The opening moe.ments of the second set were melodic and searching before evolving into the first strains of “Moth” to the cheers of the faithful. While that crowdpleaser didn’t get a proper finish, instead we got one of the most impressive musical segments of the weekend, the transition between “Moth” and  “Big World” into “Ricky Martin”, which showed off, in order, Wilson’s flute and organ skills, the wonderful electric vibe skills of Loughlin, and the deep space infinity of Derhak’s deepest bass sound in tight procession. From there, the jam twisted into a soul shredding take on The Allman Brothers‘ beloved instrumental masterpiece “In Memory Of Elizabeth Reed” that saw some incredible, soulful fret work from Schnier and Garvey.

Wilson, with his ability to at least approximate the legendary Gregg Allman’s iconic organ sound, added something new to the mix. Garvey wasn’t going to let his bandmates feast alone and took the second guitar solo section as seemingly a personal challenge that he rose to handily. Amico helped tip the scales with a standout break that cleared the way for the first true finish of the second set much to the delight of the entranced fans.

With the clock ticking down, it was time for moe. to turn over their final card, a bench clearing all-out assault on “Brent Black” that, simply stated, showed the absolute pinnacle of musicianship from each player. From Derhak’s high-speed vocals and lightning fast bass slapping, Amico’s thunderous solo work giving way to insane percolation under stellar organ and key fills from Wilson, and Schnier’s haunting psychedelic notes from somewhere near Alpha Centauri, it became the kind of set piece fans talk about for years to come.
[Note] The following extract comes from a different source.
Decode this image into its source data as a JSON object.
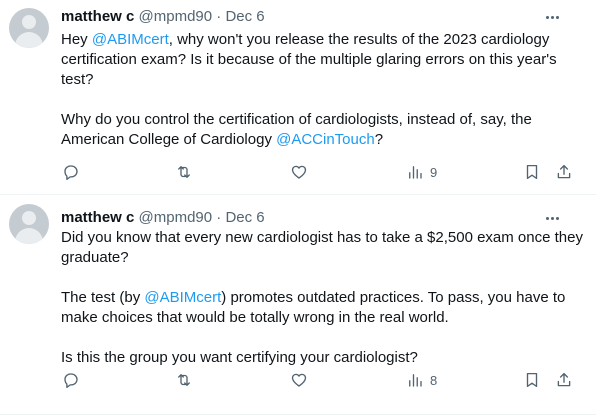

Just as quickly as the monster jam had evolved, the signature riff of “Moth” returned and suddenly the joyous crowd was singing along, chomping down the delicious final bites of the set-long “Moth” sandwich.

After a short set of “Al.Nouncements”, including a special Happy Birthday to his wife, Schnier and the band “Let It Rain” for the encore, Eric Clapton style. It’s said that Jazz Fest brings the best out of bands and, judging by the second set, indeed the whole weekend moe. spent at Tipitina’s, that sentiment is spot on.

Setlist: moe. | Tipitina’s | New Orleans, LA | 4/29/23

Set 1: Captain America > Crushing, St. Augustine > West L.A. Fadeaway (Grateful Dead), Opium > No Hope For The New Year, McBain

Set 2: Okay Alright, Do It Again (Steely Dan) > Water, White Lightning > Understand, Rebubula

Setlist: moe. | Tipitina’s | New Orleans, LA | 4/30/23

Set 1: Jazz Wank > Buster > Yodittle > Plane Crash

Set 2: Moth  > Big World  > Ricky Martin  > In Memory Of Elizabeth Reed (The Allman Brothers Band), Brent Black > Moth

Encore: Let It Rain (Eric Clapton)